[Dataset rows for apps and sites]
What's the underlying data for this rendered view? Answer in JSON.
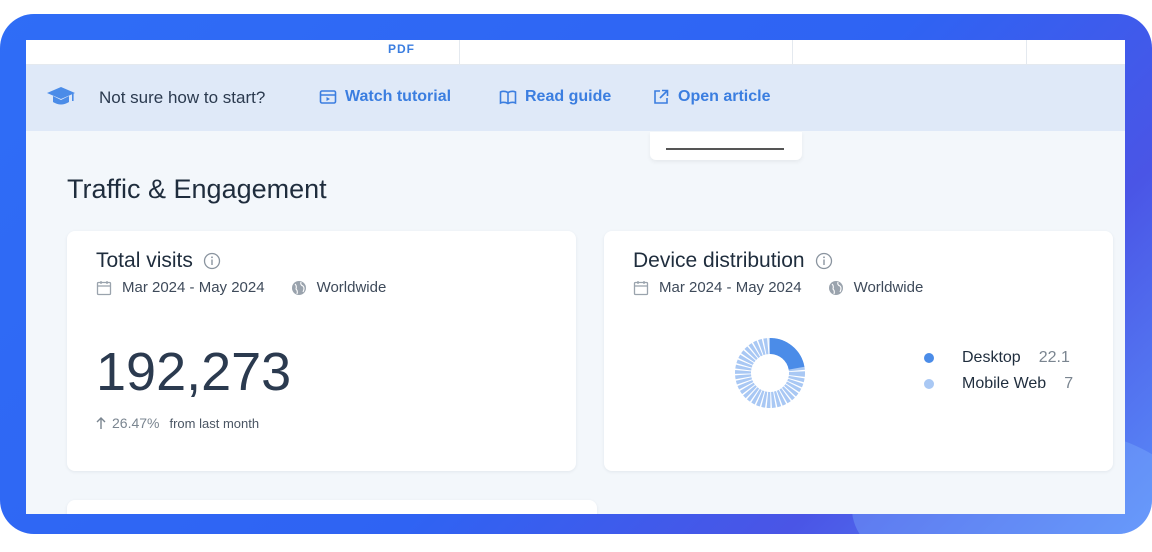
{
  "topbar": {
    "fragment": "PDF"
  },
  "banner": {
    "prompt": "Not sure how to start?",
    "links": [
      {
        "label": "Watch tutorial",
        "icon": "video-icon"
      },
      {
        "label": "Read guide",
        "icon": "book-icon"
      },
      {
        "label": "Open article",
        "icon": "external-link-icon"
      }
    ]
  },
  "section": {
    "title": "Traffic & Engagement"
  },
  "total_visits": {
    "title": "Total visits",
    "date_range": "Mar 2024 - May 2024",
    "region": "Worldwide",
    "value": "192,273",
    "change": "26.47%",
    "change_label": "from last month"
  },
  "device_distribution": {
    "title": "Device distribution",
    "date_range": "Mar 2024 - May 2024",
    "region": "Worldwide",
    "legend": [
      {
        "label": "Desktop",
        "value": "22.1",
        "color": "#4b8ce8"
      },
      {
        "label": "Mobile Web",
        "value": "7",
        "color": "#a9c8f4"
      }
    ],
    "donut": {
      "desktop_share": 0.221,
      "mobile_share": 0.779
    }
  },
  "colors": {
    "accent": "#3b7ee0",
    "frame": "#2f6df6",
    "banner": "#dfe9f8"
  }
}
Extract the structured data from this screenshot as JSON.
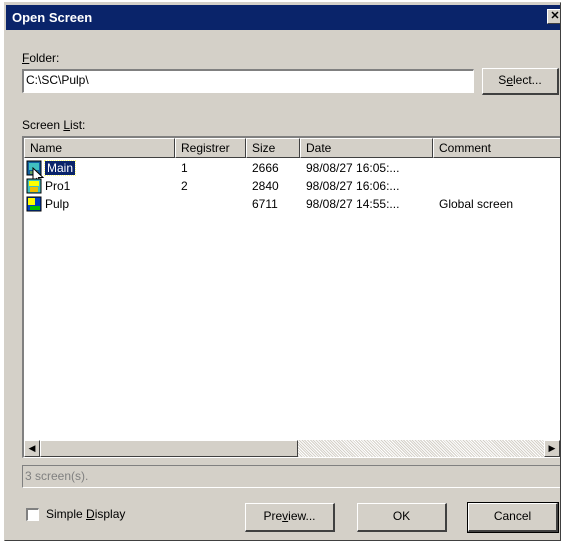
{
  "window": {
    "title": "Open Screen",
    "close_glyph": "✕"
  },
  "folder": {
    "label_accel": "F",
    "label_rest": "older:",
    "value": "C:\\SC\\Pulp\\",
    "select_btn_pre": "S",
    "select_btn_accel": "e",
    "select_btn_post": "lect..."
  },
  "screen_list": {
    "label_pre": "Screen ",
    "label_accel": "L",
    "label_post": "ist:",
    "columns": [
      "Name",
      "Registrer",
      "Size",
      "Date",
      "Comment"
    ],
    "rows": [
      {
        "name": "Main",
        "registrer": "1",
        "size": "2666",
        "date": "98/08/27 16:05:...",
        "comment": "",
        "icon": "screen-icon-main",
        "selected": true
      },
      {
        "name": "Pro1",
        "registrer": "2",
        "size": "2840",
        "date": "98/08/27 16:06:...",
        "comment": "",
        "icon": "screen-icon-pro1",
        "selected": false
      },
      {
        "name": "Pulp",
        "registrer": "",
        "size": "6711",
        "date": "98/08/27 14:55:...",
        "comment": "Global screen",
        "icon": "global-screen-icon",
        "selected": false
      }
    ]
  },
  "status": {
    "text": "3 screen(s)."
  },
  "options": {
    "simple_display_pre": "Simple ",
    "simple_display_accel": "D",
    "simple_display_post": "isplay",
    "simple_display_checked": false
  },
  "buttons": {
    "preview_pre": "Pre",
    "preview_accel": "v",
    "preview_post": "iew...",
    "ok": "OK",
    "cancel": "Cancel"
  },
  "colors": {
    "titlebar": "#0a246a",
    "face": "#d4d0c8",
    "selection": "#0a246a"
  }
}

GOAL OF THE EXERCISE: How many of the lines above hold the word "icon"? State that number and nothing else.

OUTPUT OF THE EXERCISE: 6